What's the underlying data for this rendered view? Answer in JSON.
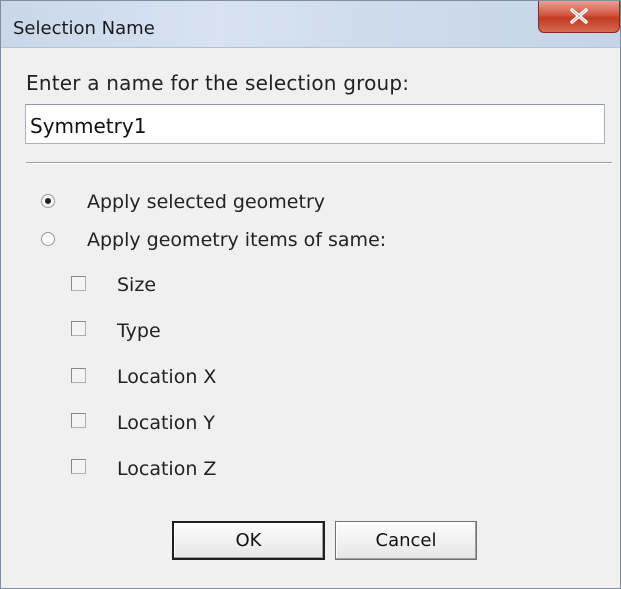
{
  "window": {
    "title": "Selection Name"
  },
  "dialog": {
    "prompt": "Enter a name for the selection group:",
    "name_value": "Symmetry1",
    "radio_options": [
      {
        "label": "Apply selected geometry",
        "selected": true
      },
      {
        "label": "Apply geometry items of same:",
        "selected": false
      }
    ],
    "checkboxes": [
      {
        "label": "Size",
        "checked": false
      },
      {
        "label": "Type",
        "checked": false
      },
      {
        "label": "Location X",
        "checked": false
      },
      {
        "label": "Location Y",
        "checked": false
      },
      {
        "label": "Location Z",
        "checked": false
      }
    ],
    "ok_label": "OK",
    "cancel_label": "Cancel"
  },
  "icons": {
    "close": "close-icon"
  },
  "colors": {
    "title_bar": "#cfdcec",
    "close_button": "#c94a32",
    "dialog_background": "#f0f0f0"
  }
}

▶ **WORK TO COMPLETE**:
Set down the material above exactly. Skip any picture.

▶ **TASK ANSWER**:
What's the underlying data for this rendered view? Answer in JSON.
{
  "window": {
    "title": "Selection Name"
  },
  "dialog": {
    "prompt": "Enter a name for the selection group:",
    "name_value": "Symmetry1",
    "radio_options": [
      {
        "label": "Apply selected geometry",
        "selected": true
      },
      {
        "label": "Apply geometry items of same:",
        "selected": false
      }
    ],
    "checkboxes": [
      {
        "label": "Size",
        "checked": false
      },
      {
        "label": "Type",
        "checked": false
      },
      {
        "label": "Location X",
        "checked": false
      },
      {
        "label": "Location Y",
        "checked": false
      },
      {
        "label": "Location Z",
        "checked": false
      }
    ],
    "ok_label": "OK",
    "cancel_label": "Cancel"
  },
  "icons": {
    "close": "close-icon"
  },
  "colors": {
    "title_bar": "#cfdcec",
    "close_button": "#c94a32",
    "dialog_background": "#f0f0f0"
  }
}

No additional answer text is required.